Entries from a dataset of interfaces
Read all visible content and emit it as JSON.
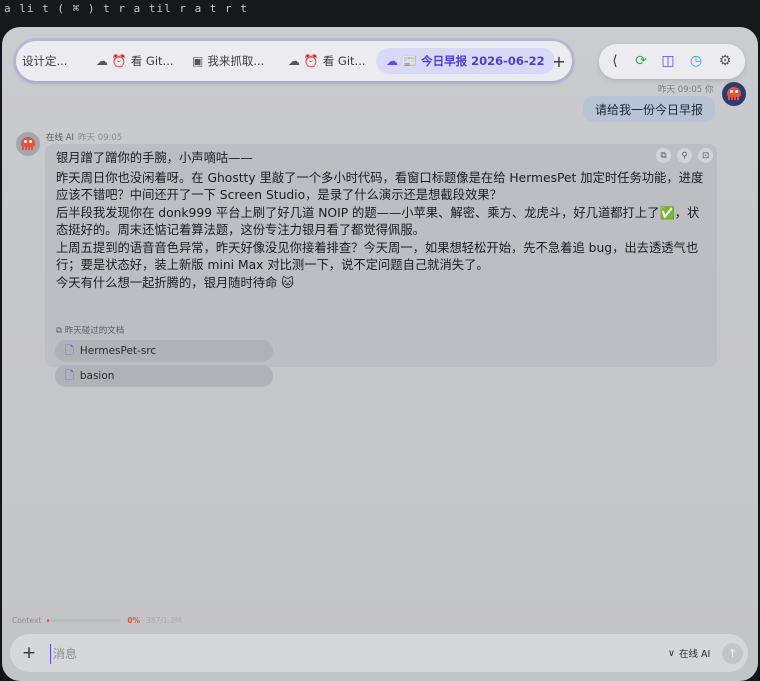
{
  "terminal": {
    "text": "a  li  t   ( ⌘ )    t  r   a   til   r   a   t  r    t"
  },
  "tabs": [
    {
      "icon": "",
      "label": "设计定...",
      "active": false
    },
    {
      "icon": "☁ ⏰",
      "label": "看 Git...",
      "active": false
    },
    {
      "icon": "▣",
      "label": "我来抓取...",
      "active": false
    },
    {
      "icon": "☁ ⏰",
      "label": "看 Git...",
      "active": false
    },
    {
      "icon": "☁ 📰",
      "label": "今日早报 2026-06-22",
      "active": true
    }
  ],
  "add_tab": "+",
  "toolbar": {
    "collapse": "⟨",
    "schedule": "⟳",
    "split": "◫",
    "history": "◷",
    "settings": "⚙"
  },
  "user_message": {
    "meta": "昨天 09:05  你",
    "text": "请给我一份今日早报"
  },
  "ai_message": {
    "sender": "在线 AI",
    "time": "昨天 09:05",
    "actions": [
      "⧉",
      "⚲",
      "⊡"
    ],
    "paragraphs": [
      "银月蹭了蹭你的手腕，小声嘀咕——",
      "昨天周日你也没闲着呀。在 Ghostty 里敲了一个多小时代码，看窗口标题像是在给 HermesPet 加定时任务功能，进度应该不错吧？中间还开了一下 Screen Studio，是录了什么演示还是想截段效果？",
      "后半段我发现你在 donk999 平台上刷了好几道 NOIP 的题——小苹果、解密、乘方、龙虎斗，好几道都打上了✅，状态挺好的。周末还惦记着算法题，这份专注力银月看了都觉得佩服。",
      "上周五提到的语音音色异常，昨天好像没见你接着排查？今天周一，如果想轻松开始，先不急着追 bug，出去透透气也行；要是状态好，装上新版 mini Max 对比测一下，说不定问题自己就消失了。",
      "今天有什么想一起折腾的，银月随时待命 🐱"
    ],
    "ref_label": "昨天碰过的文档",
    "files": [
      "HermesPet-src",
      "basion"
    ]
  },
  "context": {
    "label": "Context",
    "percent": "0%",
    "fraction": 0.003,
    "tokens": "387/1.2M"
  },
  "composer": {
    "placeholder": "消息",
    "model": "在线 AI",
    "chevron": "∨",
    "send": "↑"
  },
  "colors": {
    "accent": "#5b4fe0",
    "active_tab_bg": "#d9d8f6",
    "user_bubble": "#b7c4d6",
    "context_fill": "#ef5a3c"
  }
}
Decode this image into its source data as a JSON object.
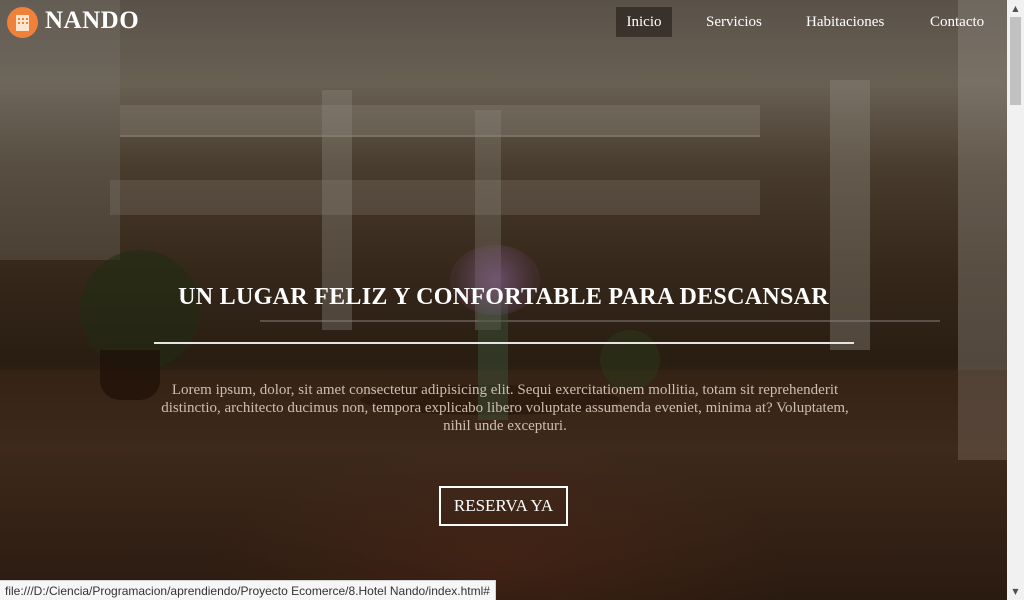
{
  "brand": {
    "name": "NANDO",
    "logo_icon": "hotel-building-icon",
    "logo_color": "#f0813a"
  },
  "nav": {
    "items": [
      {
        "label": "Inicio",
        "active": true
      },
      {
        "label": "Servicios"
      },
      {
        "label": "Habitaciones"
      },
      {
        "label": "Contacto"
      }
    ]
  },
  "hero": {
    "headline": "UN LUGAR FELIZ Y CONFORTABLE PARA DESCANSAR",
    "description": "Lorem ipsum, dolor, sit amet consectetur adipisicing elit. Sequi exercitationem mollitia, totam sit reprehenderit distinctio, architecto ducimus non, tempora explicabo libero voluptate assumenda eveniet, minima at? Voluptatem, nihil unde excepturi.",
    "cta_label": "RESERVA YA"
  },
  "statusbar": {
    "url": "file:///D:/Ciencia/Programacion/aprendiendo/Proyecto Ecomerce/8.Hotel Nando/index.html#"
  },
  "colors": {
    "text": "#ffffff",
    "description": "#cdbfae"
  }
}
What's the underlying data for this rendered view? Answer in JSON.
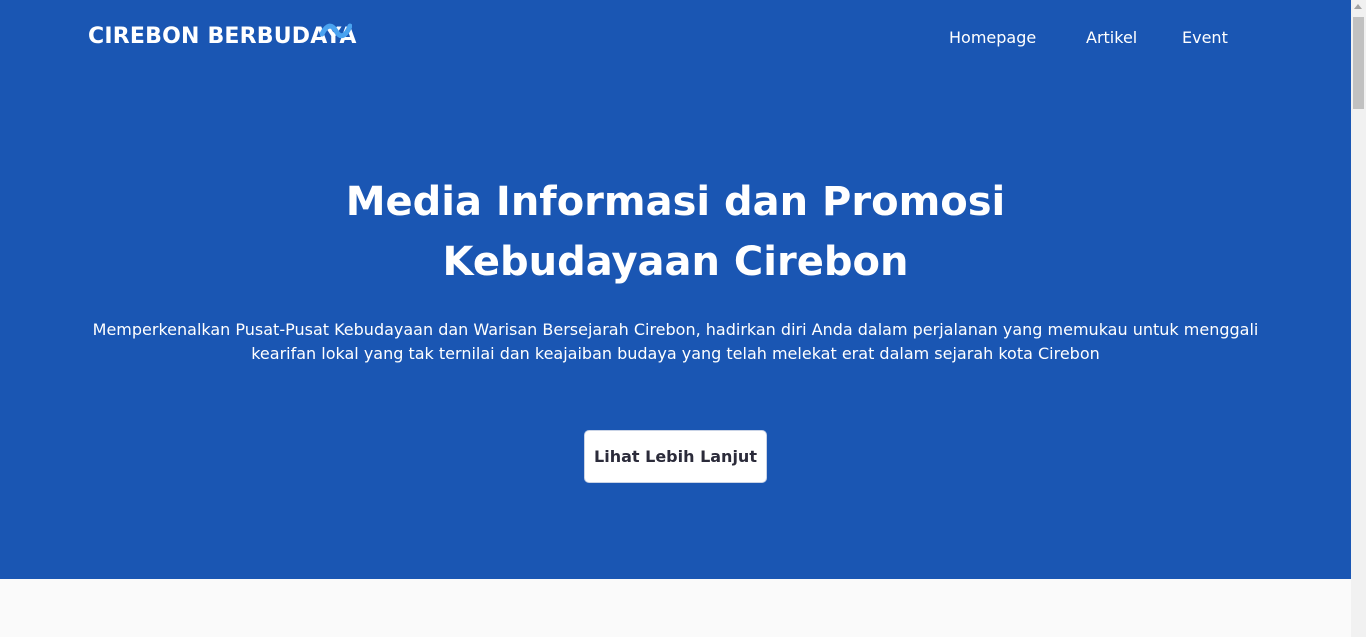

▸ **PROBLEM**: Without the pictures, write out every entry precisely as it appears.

▸ **YOUR RESPONSE**:
Read all visible content and emit it as JSON.
{
  "terminal": {
    "text": "a  li  t   ( ⌘ )    t  r   a   til   r   a   t  r    t"
  },
  "tabs": [
    {
      "icon": "",
      "label": "设计定...",
      "active": false
    },
    {
      "icon": "☁ ⏰",
      "label": "看 Git...",
      "active": false
    },
    {
      "icon": "▣",
      "label": "我来抓取...",
      "active": false
    },
    {
      "icon": "☁ ⏰",
      "label": "看 Git...",
      "active": false
    },
    {
      "icon": "☁ 📰",
      "label": "今日早报 2026-06-22",
      "active": true
    }
  ],
  "add_tab": "+",
  "toolbar": {
    "collapse": "⟨",
    "schedule": "⟳",
    "split": "◫",
    "history": "◷",
    "settings": "⚙"
  },
  "user_message": {
    "meta": "昨天 09:05  你",
    "text": "请给我一份今日早报"
  },
  "ai_message": {
    "sender": "在线 AI",
    "time": "昨天 09:05",
    "actions": [
      "⧉",
      "⚲",
      "⊡"
    ],
    "paragraphs": [
      "银月蹭了蹭你的手腕，小声嘀咕——",
      "昨天周日你也没闲着呀。在 Ghostty 里敲了一个多小时代码，看窗口标题像是在给 HermesPet 加定时任务功能，进度应该不错吧？中间还开了一下 Screen Studio，是录了什么演示还是想截段效果？",
      "后半段我发现你在 donk999 平台上刷了好几道 NOIP 的题——小苹果、解密、乘方、龙虎斗，好几道都打上了✅，状态挺好的。周末还惦记着算法题，这份专注力银月看了都觉得佩服。",
      "上周五提到的语音音色异常，昨天好像没见你接着排查？今天周一，如果想轻松开始，先不急着追 bug，出去透透气也行；要是状态好，装上新版 mini Max 对比测一下，说不定问题自己就消失了。",
      "今天有什么想一起折腾的，银月随时待命 🐱"
    ],
    "ref_label": "昨天碰过的文档",
    "files": [
      "HermesPet-src",
      "basion"
    ]
  },
  "context": {
    "label": "Context",
    "percent": "0%",
    "fraction": 0.003,
    "tokens": "387/1.2M"
  },
  "composer": {
    "placeholder": "消息",
    "model": "在线 AI",
    "chevron": "∨",
    "send": "↑"
  },
  "colors": {
    "accent": "#5b4fe0",
    "active_tab_bg": "#d9d8f6",
    "user_bubble": "#b7c4d6",
    "context_fill": "#ef5a3c"
  }
}
Decode this image into its source data as a JSON object.
{
  "brand": {
    "name": "NANDO",
    "logo_icon": "hotel-building-icon",
    "logo_color": "#f0813a"
  },
  "nav": {
    "items": [
      {
        "label": "Inicio",
        "active": true
      },
      {
        "label": "Servicios"
      },
      {
        "label": "Habitaciones"
      },
      {
        "label": "Contacto"
      }
    ]
  },
  "hero": {
    "headline": "UN LUGAR FELIZ Y CONFORTABLE PARA DESCANSAR",
    "description": "Lorem ipsum, dolor, sit amet consectetur adipisicing elit. Sequi exercitationem mollitia, totam sit reprehenderit distinctio, architecto ducimus non, tempora explicabo libero voluptate assumenda eveniet, minima at? Voluptatem, nihil unde excepturi.",
    "cta_label": "RESERVA YA"
  },
  "statusbar": {
    "url": "file:///D:/Ciencia/Programacion/aprendiendo/Proyecto Ecomerce/8.Hotel Nando/index.html#"
  },
  "colors": {
    "text": "#ffffff",
    "description": "#cdbfae"
  }
}
What's the underlying data for this rendered view? Answer in JSON.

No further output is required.